The Swan Hills Formation (Middle-Upper Devonian) of the Western Canada Basin is host to several NW-SE-trending gas fields developed in massive replacement dolostone. One of these, the Rosevear Field, contains two major dolostone trends along opposing margins of a marine channel that penetrates into a platform-reef complex. Dolostones consist predominantly of branching and bulbous strdmatoporoid floatstones and rudstones with well-developed moldic and vuggy porosity. Replacement dolomite is coarsely crystalline (100-600 μm), inclusion-rich, composed of euhedral through anhedral crystals and has a blotchy to homogeneous red cathodoluminescence. Geochemically, replacement dolomite is characterized by (i) nearly stoichiometric composition (50.1-51.1 mol% CaCO3), (ii) negative δ18O values (mean=-7.5‰, PDB) and (iii) variable 87Sr/86Sr ratios ranging from values similar to Late Devonian-Early Mississippian seawater (∼0.7082) to radiogenic compositions comparable to saddle dolomite cements (>0.7100).

Dolomitization began after widespread precipitation of early, equant calcite spar and after the onset of pressure solution, implying that replacement dolomite formed in a burial environment. Oxygen isotope data suggest that dolomite formed at 35-75°C, temperatures reached during burial in Late Devonian through Jurassic time, at minimum depths of 450 m. The linear NW-SE orientation of most dolomite fields in the Swan Hills Formation is suggestive of fault control on fluid circulation. Two models are proposed for fault-controlled circulation of dolomitizing fluids at the Rosevear Field. In the first, compaction-driven, updip fluid migration occurred in response to basin tilting commencing in the Late Palaeozoic. Deep basinal fluids migrating updip were focused into channel-margin sediments along fault conduits. The second model calls upon fault-controlled convective circulation of (i) warm Devonian-Mississippian seawater or (ii) Middle Devonian residual evaporitic brines.
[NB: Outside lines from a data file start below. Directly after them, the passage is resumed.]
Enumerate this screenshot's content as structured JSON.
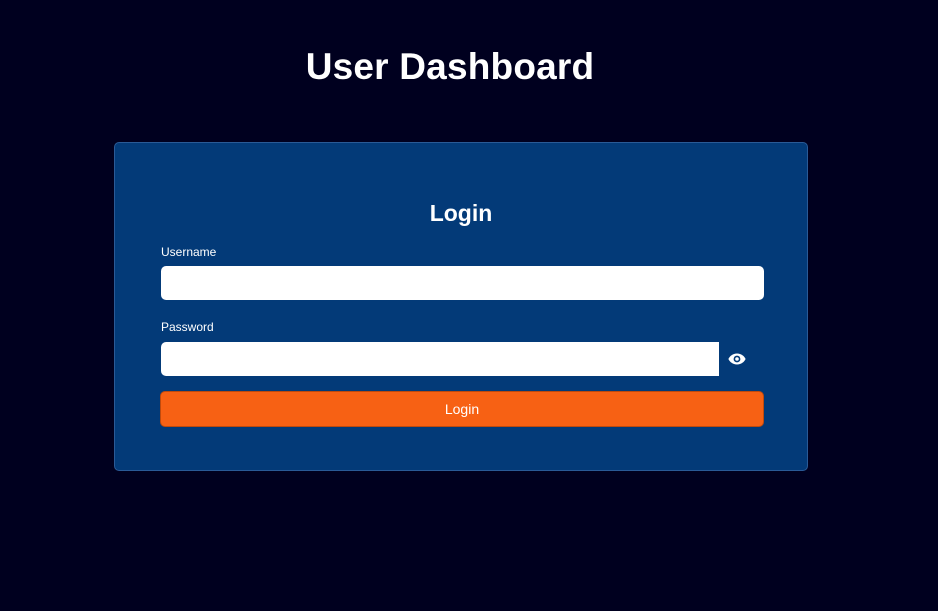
{
  "header": {
    "title": "User Dashboard"
  },
  "login_form": {
    "title": "Login",
    "username_label": "Username",
    "username_value": "",
    "password_label": "Password",
    "password_value": "",
    "password_toggle_icon": "eye-icon",
    "submit_label": "Login"
  },
  "colors": {
    "background": "#00001f",
    "card": "#033a78",
    "button": "#f76114",
    "text": "#ffffff"
  }
}
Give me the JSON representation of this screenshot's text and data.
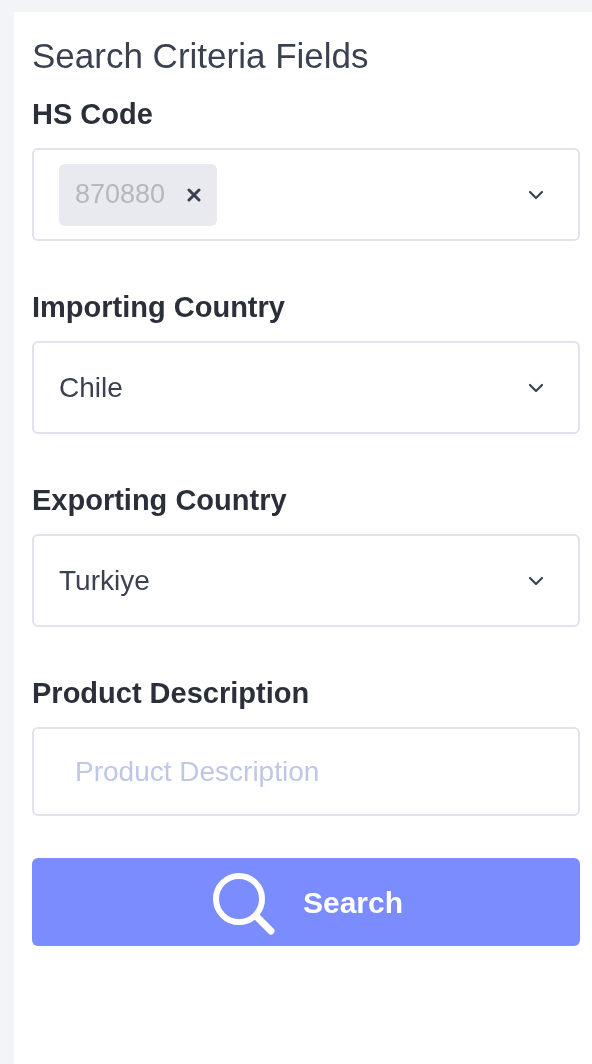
{
  "panel": {
    "title": "Search Criteria Fields"
  },
  "fields": [
    {
      "kind": "multiselect",
      "label": "HS Code",
      "tags": [
        "870880"
      ]
    },
    {
      "kind": "select",
      "label": "Importing Country",
      "value": "Chile"
    },
    {
      "kind": "select",
      "label": "Exporting Country",
      "value": "Turkiye"
    },
    {
      "kind": "text",
      "label": "Product Description",
      "placeholder": "Product Description"
    }
  ],
  "search_button": {
    "label": "Search"
  }
}
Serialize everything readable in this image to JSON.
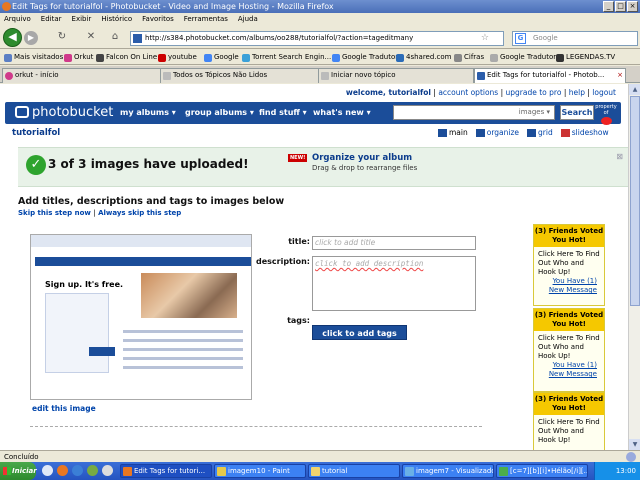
{
  "window": {
    "title": "Edit Tags for tutorialfol - Photobucket - Video and Image Hosting - Mozilla Firefox"
  },
  "menu": [
    "Arquivo",
    "Editar",
    "Exibir",
    "Histórico",
    "Favoritos",
    "Ferramentas",
    "Ajuda"
  ],
  "nav": {
    "url": "http://s384.photobucket.com/albums/oo288/tutorialfol/?action=tageditmany",
    "search_placeholder": "Google",
    "search_letter": "G"
  },
  "bookmarks": [
    "Mais visitados",
    "Orkut",
    "Falcon On Line",
    "youtube",
    "Google",
    "Torrent Search Engin...",
    "Google Tradutor",
    "4shared.com",
    "Cifras",
    "Google Tradutor",
    "LEGENDAS.TV"
  ],
  "tabs": [
    "orkut - início",
    "Todos os Tópicos Não Lidos",
    "Iniciar novo tópico",
    "Edit Tags for tutorialfol - Photob..."
  ],
  "pb": {
    "welcome": "welcome, tutorialfol",
    "top_links": [
      "account options",
      "upgrade to pro",
      "help",
      "logout"
    ],
    "logo": "photobucket",
    "nav": [
      "my albums ▾",
      "group albums ▾",
      "find stuff ▾",
      "what's new ▾"
    ],
    "search_placeholder": "images ▾",
    "search_button": "Search",
    "brand_small": "property of",
    "username": "tutorialfol",
    "view_links": [
      "main",
      "organize",
      "grid",
      "slideshow"
    ]
  },
  "upload": {
    "message": "3 of 3 images have uploaded!",
    "badge": "NEW!",
    "organize_title": "Organize your album",
    "organize_sub": "Drag & drop to rearrange files"
  },
  "editor": {
    "heading": "Add titles, descriptions and tags to images below",
    "skip": "Skip this step now",
    "skip_sep": "|",
    "always_skip": "Always skip this step",
    "title_label": "title:",
    "title_placeholder": "click to add title",
    "desc_label": "description:",
    "desc_placeholder": "click to add description",
    "tags_label": "tags:",
    "tags_button": "click to add tags",
    "edit_link": "edit this image",
    "thumb_signup": "Sign up. It's free."
  },
  "ads": [
    {
      "head": "(3) Friends Voted You Hot!",
      "body": "Click Here To Find Out Who and Hook Up!",
      "link1": "You Have (1)",
      "link2": "New Message"
    },
    {
      "head": "(3) Friends Voted You Hot!",
      "body": "Click Here To Find Out Who and Hook Up!",
      "link1": "You Have (1)",
      "link2": "New Message"
    },
    {
      "head": "(3) Friends Voted You Hot!",
      "body": "Click Here To Find Out Who and Hook Up!"
    }
  ],
  "status": "Concluído",
  "taskbar": {
    "start": "Iniciar",
    "items": [
      "Edit Tags for tutori...",
      "imagem10 - Paint",
      "tutorial",
      "imagem7 - Visualizado...",
      "[c=7][b][i]•Hélão[/i][..."
    ],
    "clock": "13:00"
  }
}
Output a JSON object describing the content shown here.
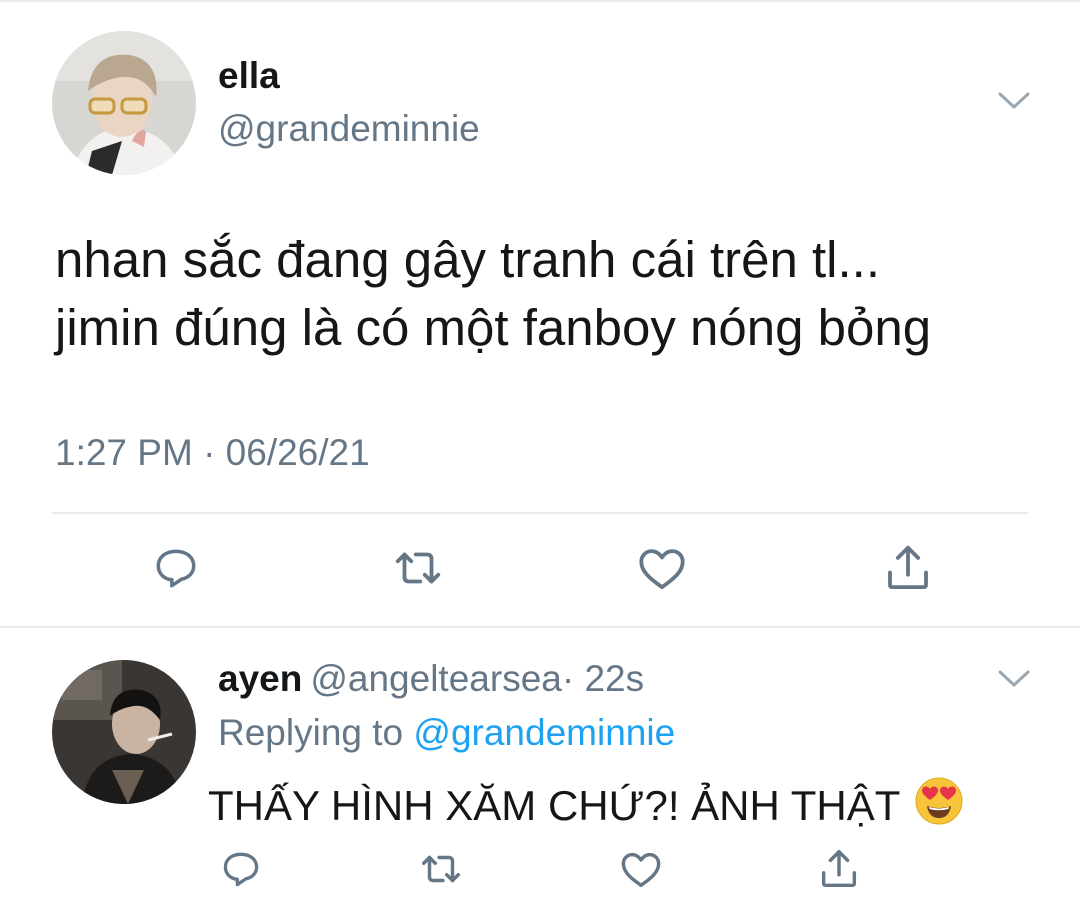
{
  "main_tweet": {
    "author_name": "ella",
    "author_handle": "@grandeminnie",
    "text_lines": [
      "nhan sắc đang gây tranh cái trên tl...",
      "jimin đúng là có một fanboy nóng bỏng"
    ],
    "timestamp": "1:27 PM · 06/26/21",
    "actions": [
      "reply-icon",
      "retweet-icon",
      "like-icon",
      "share-icon"
    ],
    "menu_icon": "chevron-down-icon"
  },
  "reply": {
    "author_name": "ayen",
    "author_handle": "@angeltearsea",
    "time_ago": "· 22s",
    "replying_label": "Replying to",
    "replying_mention": "@grandeminnie",
    "text": "THẤY HÌNH XĂM CHỨ?! ẢNH THẬT",
    "emoji": "smiling-face-with-heart-eyes",
    "actions": [
      "reply-icon",
      "retweet-icon",
      "like-icon",
      "share-icon"
    ],
    "menu_icon": "chevron-down-icon"
  },
  "colors": {
    "text": "#14171a",
    "secondary": "#657786",
    "accent": "#1da1f2",
    "divider": "#e6ecf0"
  }
}
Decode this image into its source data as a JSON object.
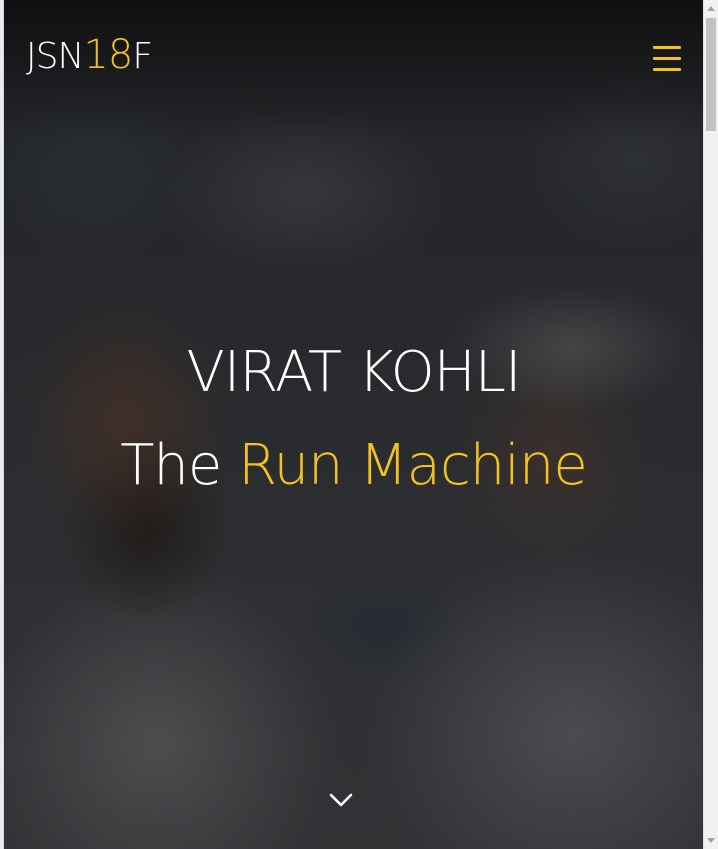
{
  "header": {
    "logo": {
      "main": "JSN",
      "number": "18",
      "tail": "F"
    },
    "menu_icon": "hamburger-menu-icon"
  },
  "hero": {
    "title": "VIRAT KOHLI",
    "tagline_plain": "The ",
    "tagline_accent": "Run Machine",
    "scroll_icon": "chevron-down-icon",
    "background_image": "blurred photo of two men in white shirts and a hat at a cricket ground"
  },
  "colors": {
    "accent": "#f3c222",
    "text": "#ffffff",
    "overlay": "#000000"
  }
}
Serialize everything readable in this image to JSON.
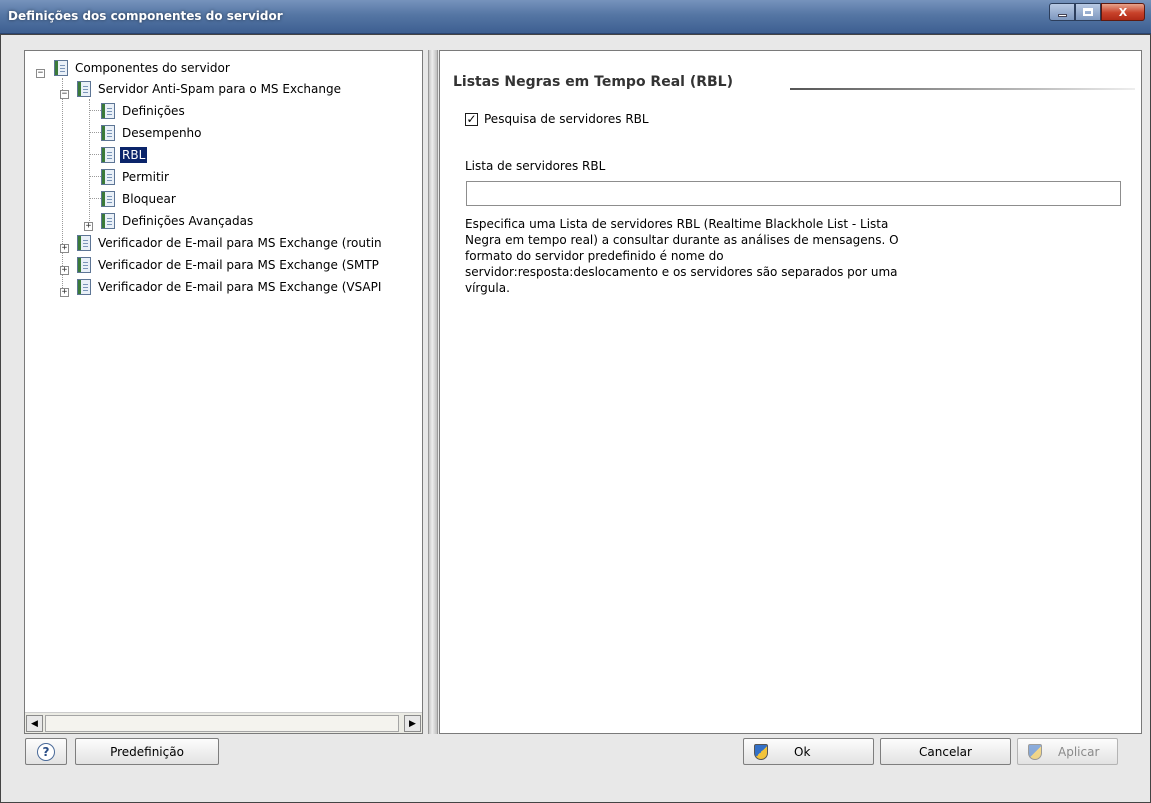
{
  "window": {
    "title": "Definições dos componentes do servidor",
    "minimize_glyph": "",
    "maximize_glyph": "",
    "close_glyph": "X"
  },
  "tree": {
    "items": [
      {
        "label": "Componentes do servidor",
        "expander": "−"
      },
      {
        "label": "Servidor Anti-Spam para o MS Exchange",
        "expander": "−"
      },
      {
        "label": "Definições"
      },
      {
        "label": "Desempenho"
      },
      {
        "label": "RBL",
        "selected": true
      },
      {
        "label": "Permitir"
      },
      {
        "label": "Bloquear"
      },
      {
        "label": "Definições Avançadas",
        "expander": "+"
      },
      {
        "label": "Verificador de E-mail para MS Exchange (routin",
        "expander": "+"
      },
      {
        "label": "Verificador de E-mail para MS Exchange (SMTP",
        "expander": "+"
      },
      {
        "label": "Verificador de E-mail para MS Exchange (VSAPI",
        "expander": "+"
      }
    ],
    "scroll_left": "◀",
    "scroll_right": "▶"
  },
  "panel": {
    "title": "Listas Negras em Tempo Real (RBL)",
    "checkbox_label": "Pesquisa de servidores RBL",
    "checkbox_checked": true,
    "checkbox_mark": "✓",
    "field_label": "Lista de servidores RBL",
    "field_value": "",
    "description": "Especifica uma Lista de servidores RBL (Realtime Blackhole List - Lista Negra em tempo real) a consultar durante as análises de mensagens. O formato do servidor predefinido é nome do servidor:resposta:deslocamento e os servidores são separados por uma vírgula."
  },
  "buttons": {
    "help_glyph": "?",
    "default_label": "Predefinição",
    "ok_label": "Ok",
    "cancel_label": "Cancelar",
    "apply_label": "Aplicar"
  },
  "colors": {
    "selection": "#0a246a",
    "titlebar": "#5576a4"
  }
}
The overlap in 87Sr/86Sr and δ18O compositions, and similar cathodoluminescence properties between replacement and saddle dolomites provide evidence for neomorphism of some replacement dolomite. Quantitative modelling of Sr and O isotopes and Sr abundances suggests partial equilibration of some replacement dolomite with hot radiogenic brines derived during deep burial of the Swan Hills Formation in the Late Cretaceous-Palaeocene. Interaction of replacement dolomite with deep brines led to enrichment in 87Sr while leaving δ18O similar to pre-neomorphism values.